(What you have to do) Apart from the images, reproduce every record word for word.

··· Information supplied

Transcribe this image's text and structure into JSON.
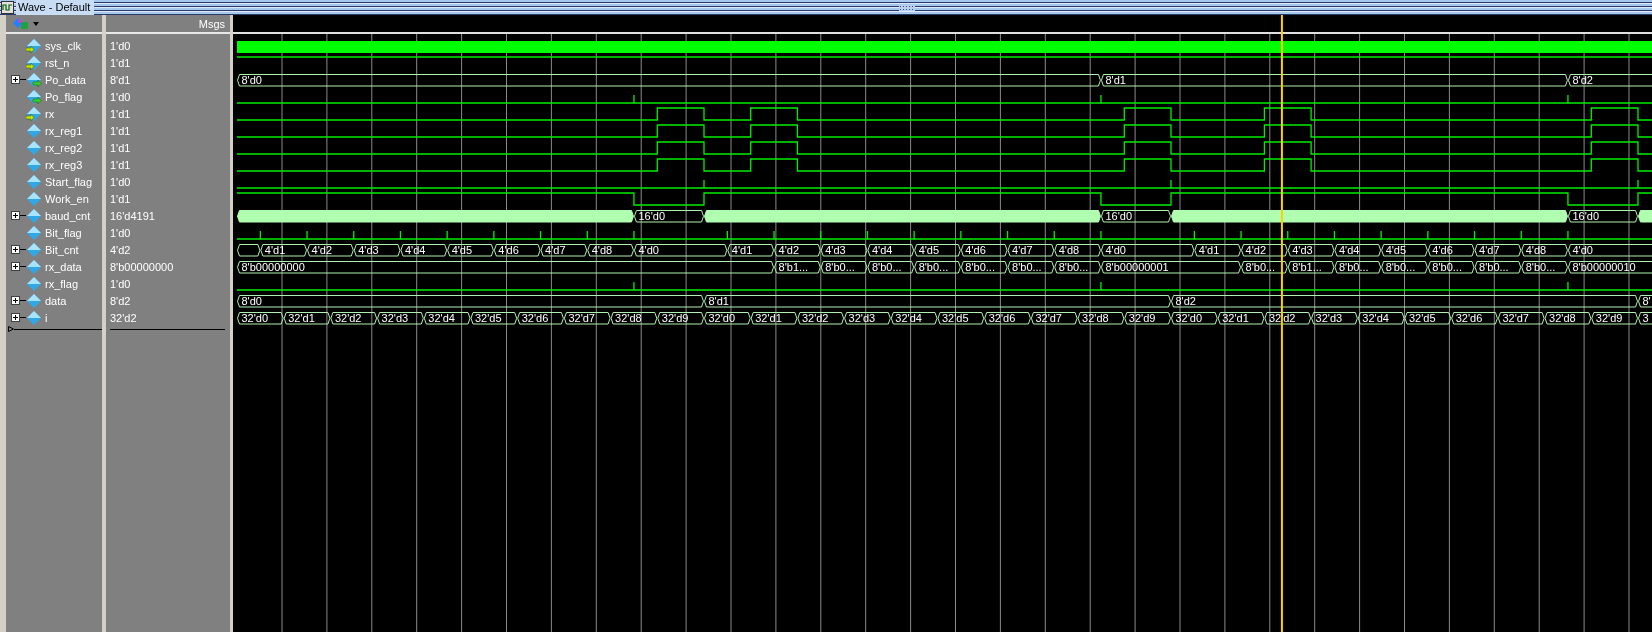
{
  "window": {
    "title": "Wave - Default"
  },
  "values_header": "Msgs",
  "signals": [
    {
      "name": "sys_clk",
      "value": "1'd0",
      "input": true,
      "output": false,
      "expandable": false,
      "kind": "clock"
    },
    {
      "name": "rst_n",
      "value": "1'd1",
      "input": true,
      "output": false,
      "expandable": false,
      "kind": "bit"
    },
    {
      "name": "Po_data",
      "value": "8'd1",
      "input": false,
      "output": true,
      "expandable": true,
      "kind": "bus",
      "labels": [
        "8'd0",
        "8'd1",
        "8'd2"
      ]
    },
    {
      "name": "Po_flag",
      "value": "1'd0",
      "input": false,
      "output": true,
      "expandable": false,
      "kind": "bit"
    },
    {
      "name": "rx",
      "value": "1'd1",
      "input": true,
      "output": false,
      "expandable": false,
      "kind": "bit"
    },
    {
      "name": "rx_reg1",
      "value": "1'd1",
      "input": false,
      "output": false,
      "expandable": false,
      "kind": "bit"
    },
    {
      "name": "rx_reg2",
      "value": "1'd1",
      "input": false,
      "output": false,
      "expandable": false,
      "kind": "bit"
    },
    {
      "name": "rx_reg3",
      "value": "1'd1",
      "input": false,
      "output": false,
      "expandable": false,
      "kind": "bit"
    },
    {
      "name": "Start_flag",
      "value": "1'd0",
      "input": false,
      "output": false,
      "expandable": false,
      "kind": "bit"
    },
    {
      "name": "Work_en",
      "value": "1'd1",
      "input": false,
      "output": false,
      "expandable": false,
      "kind": "bit"
    },
    {
      "name": "baud_cnt",
      "value": "16'd4191",
      "input": false,
      "output": false,
      "expandable": true,
      "kind": "bus",
      "labels": [
        "16'd0",
        "16'd0",
        "16'd0"
      ]
    },
    {
      "name": "Bit_flag",
      "value": "1'd0",
      "input": false,
      "output": false,
      "expandable": false,
      "kind": "bit"
    },
    {
      "name": "Bit_cnt",
      "value": "4'd2",
      "input": false,
      "output": false,
      "expandable": true,
      "kind": "bus",
      "labels": [
        "4'd1",
        "4'd2",
        "4'd3",
        "4'd4",
        "4'd5",
        "4'd6",
        "4'd7",
        "4'd8",
        "4'd0",
        "4'd1",
        "4'd2",
        "4'd3",
        "4'd4",
        "4'd5",
        "4'd6",
        "4'd7",
        "4'd8",
        "4'd0",
        "4'd1",
        "4'd2",
        "4'd3",
        "4'd4",
        "4'd5",
        "4'd6",
        "4'd7",
        "4'd8",
        "4'd0"
      ]
    },
    {
      "name": "rx_data",
      "value": "8'b00000000",
      "input": false,
      "output": false,
      "expandable": true,
      "kind": "bus",
      "labels": [
        "8'b00000000",
        "8'b1...",
        "8'b0...",
        "8'b0...",
        "8'b0...",
        "8'b0...",
        "8'b0...",
        "8'b0...",
        "8'b00000001",
        "8'b0...",
        "8'b1...",
        "8'b0...",
        "8'b0...",
        "8'b0...",
        "8'b0...",
        "8'b0...",
        "8'b00000010"
      ]
    },
    {
      "name": "rx_flag",
      "value": "1'd0",
      "input": false,
      "output": false,
      "expandable": false,
      "kind": "bit"
    },
    {
      "name": "data",
      "value": "8'd2",
      "input": false,
      "output": false,
      "expandable": true,
      "kind": "bus",
      "labels": [
        "8'd0",
        "8'd1",
        "8'd2",
        "8'"
      ]
    },
    {
      "name": "i",
      "value": "32'd2",
      "input": false,
      "output": false,
      "expandable": true,
      "kind": "bus",
      "labels": [
        "32'd0",
        "32'd1",
        "32'd2",
        "32'd3",
        "32'd4",
        "32'd5",
        "32'd6",
        "32'd7",
        "32'd8",
        "32'd9",
        "32'd0",
        "32'd1",
        "32'd2",
        "32'd3",
        "32'd4",
        "32'd5",
        "32'd6",
        "32'd7",
        "32'd8",
        "32'd9",
        "32'd0",
        "32'd1",
        "32'd2",
        "32'd3",
        "32'd4",
        "32'd5",
        "32'd6",
        "32'd7",
        "32'd8",
        "32'd9",
        "3"
      ]
    }
  ]
}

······

(Written solution)
Transcribe this image's text and structure into JSON.
{
  "window": {
    "title": "Wave - Default"
  },
  "values_header": "Msgs",
  "signals": [
    {
      "name": "sys_clk",
      "value": "1'd0",
      "input": true,
      "output": false,
      "expandable": false,
      "kind": "clock"
    },
    {
      "name": "rst_n",
      "value": "1'd1",
      "input": true,
      "output": false,
      "expandable": false,
      "kind": "bit"
    },
    {
      "name": "Po_data",
      "value": "8'd1",
      "input": false,
      "output": true,
      "expandable": true,
      "kind": "bus",
      "labels": [
        "8'd0",
        "8'd1",
        "8'd2"
      ]
    },
    {
      "name": "Po_flag",
      "value": "1'd0",
      "input": false,
      "output": true,
      "expandable": false,
      "kind": "bit"
    },
    {
      "name": "rx",
      "value": "1'd1",
      "input": true,
      "output": false,
      "expandable": false,
      "kind": "bit"
    },
    {
      "name": "rx_reg1",
      "value": "1'd1",
      "input": false,
      "output": false,
      "expandable": false,
      "kind": "bit"
    },
    {
      "name": "rx_reg2",
      "value": "1'd1",
      "input": false,
      "output": false,
      "expandable": false,
      "kind": "bit"
    },
    {
      "name": "rx_reg3",
      "value": "1'd1",
      "input": false,
      "output": false,
      "expandable": false,
      "kind": "bit"
    },
    {
      "name": "Start_flag",
      "value": "1'd0",
      "input": false,
      "output": false,
      "expandable": false,
      "kind": "bit"
    },
    {
      "name": "Work_en",
      "value": "1'd1",
      "input": false,
      "output": false,
      "expandable": false,
      "kind": "bit"
    },
    {
      "name": "baud_cnt",
      "value": "16'd4191",
      "input": false,
      "output": false,
      "expandable": true,
      "kind": "bus",
      "labels": [
        "16'd0",
        "16'd0",
        "16'd0"
      ]
    },
    {
      "name": "Bit_flag",
      "value": "1'd0",
      "input": false,
      "output": false,
      "expandable": false,
      "kind": "bit"
    },
    {
      "name": "Bit_cnt",
      "value": "4'd2",
      "input": false,
      "output": false,
      "expandable": true,
      "kind": "bus",
      "labels": [
        "4'd1",
        "4'd2",
        "4'd3",
        "4'd4",
        "4'd5",
        "4'd6",
        "4'd7",
        "4'd8",
        "4'd0",
        "4'd1",
        "4'd2",
        "4'd3",
        "4'd4",
        "4'd5",
        "4'd6",
        "4'd7",
        "4'd8",
        "4'd0",
        "4'd1",
        "4'd2",
        "4'd3",
        "4'd4",
        "4'd5",
        "4'd6",
        "4'd7",
        "4'd8",
        "4'd0"
      ]
    },
    {
      "name": "rx_data",
      "value": "8'b00000000",
      "input": false,
      "output": false,
      "expandable": true,
      "kind": "bus",
      "labels": [
        "8'b00000000",
        "8'b1...",
        "8'b0...",
        "8'b0...",
        "8'b0...",
        "8'b0...",
        "8'b0...",
        "8'b0...",
        "8'b00000001",
        "8'b0...",
        "8'b1...",
        "8'b0...",
        "8'b0...",
        "8'b0...",
        "8'b0...",
        "8'b0...",
        "8'b00000010"
      ]
    },
    {
      "name": "rx_flag",
      "value": "1'd0",
      "input": false,
      "output": false,
      "expandable": false,
      "kind": "bit"
    },
    {
      "name": "data",
      "value": "8'd2",
      "input": false,
      "output": false,
      "expandable": true,
      "kind": "bus",
      "labels": [
        "8'd0",
        "8'd1",
        "8'd2",
        "8'"
      ]
    },
    {
      "name": "i",
      "value": "32'd2",
      "input": false,
      "output": false,
      "expandable": true,
      "kind": "bus",
      "labels": [
        "32'd0",
        "32'd1",
        "32'd2",
        "32'd3",
        "32'd4",
        "32'd5",
        "32'd6",
        "32'd7",
        "32'd8",
        "32'd9",
        "32'd0",
        "32'd1",
        "32'd2",
        "32'd3",
        "32'd4",
        "32'd5",
        "32'd6",
        "32'd7",
        "32'd8",
        "32'd9",
        "32'd0",
        "32'd1",
        "32'd2",
        "32'd3",
        "32'd4",
        "32'd5",
        "32'd6",
        "32'd7",
        "32'd8",
        "32'd9",
        "3"
      ]
    }
  ]
}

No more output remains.